SOUTH AFRICA: Three universities pilot doctoral supervision course

Ishmael Tongai 04 May 2013 Issue No:270 An innovative course that aims to produce a new generation of doctoral supervisors kicked off this year at three South African universities. The plan is to roll out the free course to other universities to raise the country’s PhD output. The seven-week course was piloted at Rhodes University, the University of Fort Hare and Durban University of Technology. It is structured around four themes – power relations in supervision, the importance of scholarship, supervisor practices and supervisor processes – and started when this year’s semester began in February. The initiative received funding of €1 million (US$1.3 million) from the Netherlands Organisation for International Cooperation in Higher Education, or NUFFIC. The course was developed by a consortium consisting of four South African universities – Rhodes, Stellenbosch, Cape Town and Fort Hare – and three Dutch institutions – Vrije University Amsterdam, the African Stud

UNITED KINGDOM: Why universities license degrees to foreign colleges

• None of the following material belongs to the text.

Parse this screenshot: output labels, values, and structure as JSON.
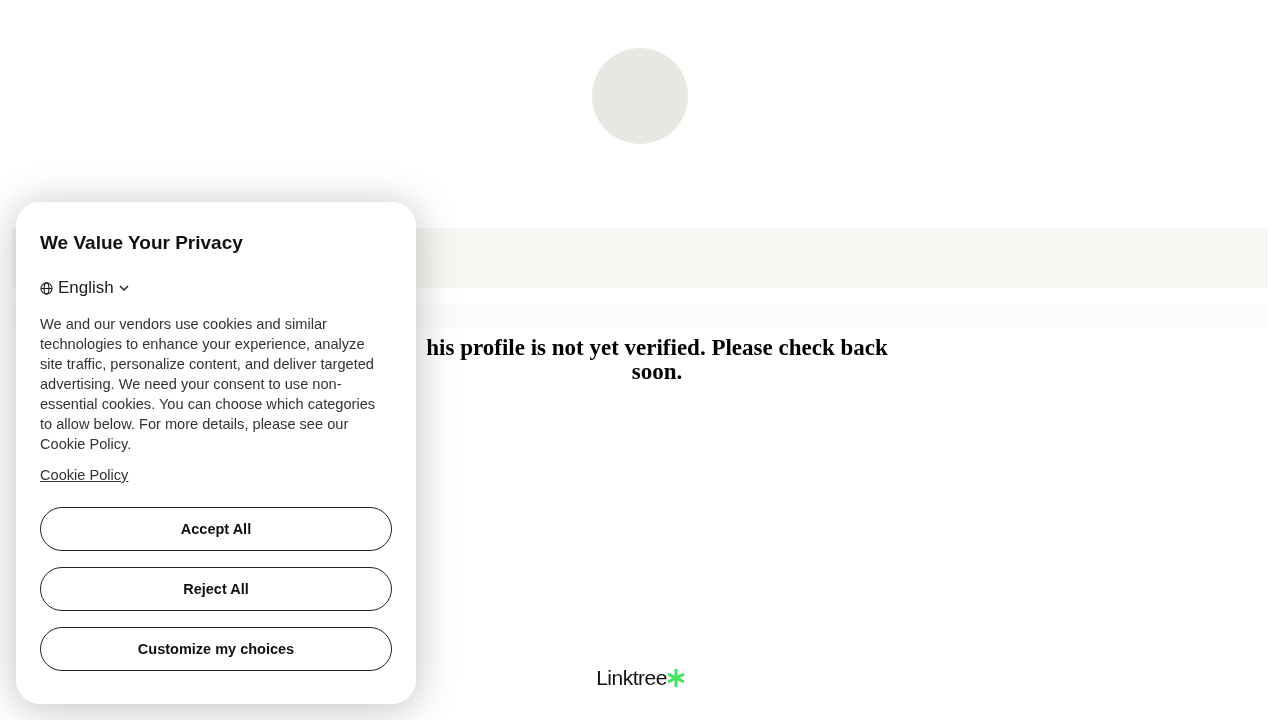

Nigel Healey 04 May 2013 Issue No:270   Transnational education has become big business for UK universities. The latest data from the Higher Education Statistics Agency, HESA, reveal that the sector has more international students studying wholly offshore than on universities’ home campuses. The UK government has, in turn, become enthusiastic about the potential growth in this market. Transnational education offers universities a way of reaching the increasing number of foreign students who want a UK degree, but who are unable or unwilling to travel to the UK for study. Better yet, transnational education breaks the link between conventional ‘export education’ and student immigration, which is currently so politically controversial in the UK, allowing universities to grow international enrolments without the cross-border movement of students. International students on-campus vs studying wholly overseas Of the plethora of ways in which universitie

CANADA: Philanthropy, innovation and the idea of the university

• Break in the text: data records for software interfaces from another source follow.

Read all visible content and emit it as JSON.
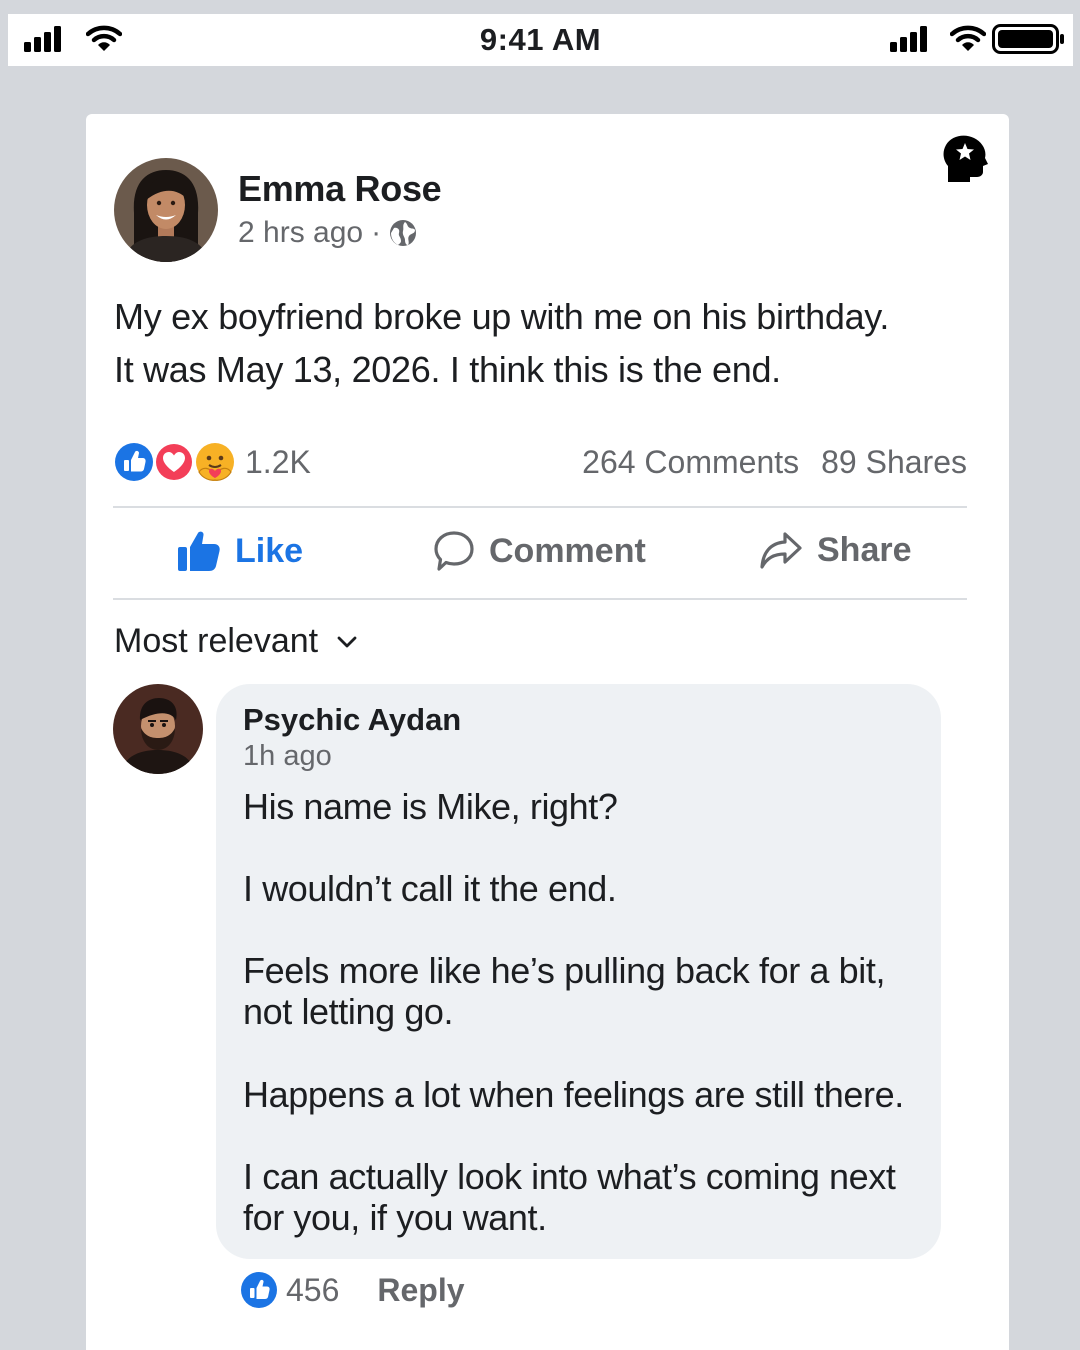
{
  "status_bar": {
    "time": "9:41 AM",
    "icons": [
      "signal-icon",
      "wifi-icon",
      "signal-icon",
      "wifi-icon",
      "battery-icon"
    ]
  },
  "post": {
    "author": "Emma Rose",
    "time": "2 hrs ago",
    "separator": "·",
    "privacy_icon": "globe-icon",
    "text_line_1": "My ex boyfriend broke up with me on his birthday.",
    "text_line_2": "It was May 13, 2026. I think this is the end.",
    "reaction_icons": [
      "like-reaction-icon",
      "love-reaction-icon",
      "care-reaction-icon"
    ],
    "reaction_count": "1.2K",
    "comments_count": "264 Comments",
    "shares_count": "89 Shares"
  },
  "actions": {
    "like": "Like",
    "comment": "Comment",
    "share": "Share"
  },
  "sort": {
    "label": "Most relevant",
    "icon": "chevron-down-icon"
  },
  "comment": {
    "author": "Psychic Aydan",
    "time": "1h ago",
    "lines": [
      "His name is Mike, right?",
      "I wouldn’t call it the end.",
      "Feels more like he’s pulling back for a bit,",
      "not letting go.",
      "Happens a lot when feelings are still there.",
      "I can actually look into what’s coming next",
      "for you, if you want."
    ],
    "like_count": "456",
    "reply": "Reply"
  },
  "colors": {
    "facebook_blue": "#1b74e4",
    "love_red": "#f33e58",
    "muted_text": "#65676b",
    "bubble_bg": "#eef1f4",
    "page_bg": "#d4d7dc"
  }
}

David Strangway 04 May 2013 Issue No:270   Universities in Canada are almost entirely public and funded by provincial governments. They are able to charge tuition fees, but this is also controlled by government. This means that there is very little incentive for real innovation, let alone differentiation. Differentiation is important for innovation in a university system, but is very difficult to achieve in the Canadian system. In a number of countries there are excellent public and private universities side by side, leading to a built-in incentive for differentiation and innovation. One need only consider the United States, Mexico, Japan, and Korea, among many other nations. Some countries have followed the German Von Humboldt model of the university, in which the research agenda sets institutional objectives. In some countries – but not Canada – the Cardinal Newman view of the university, which provides a broad education, has thrived. This can be seen in the

VIETNAM: Partnership with Russia for new, world-class university

Hiep Pham 04 May 2013 Issue No:270   Vietnam is to invest some US$150 million to create a state-of-the-art university of technology in Hanoi. Russia is to be the academic sponsor, the Ministry of Education and Training announced. This is the latest in a series of partnerships forged with foreign governments and aimed at creating world-class universities. The project will have two steps. In the first phase, from now until 2016, a Russian training institute will be established as a unit of the 47-year-old Le Quy Don Technical University. From 2016, the institution’s name will be changed to the Vietnamese Russian University of Technology. Russian involvement in the project includes providing textbooks and curricula, granting degrees, sending professors to Vietnam to deliver courses in Russian, and hosting Vietnamese students and faculty on internships and fellowships at top Russian universities. The official agreement is expected to be signed next month in Moscow, d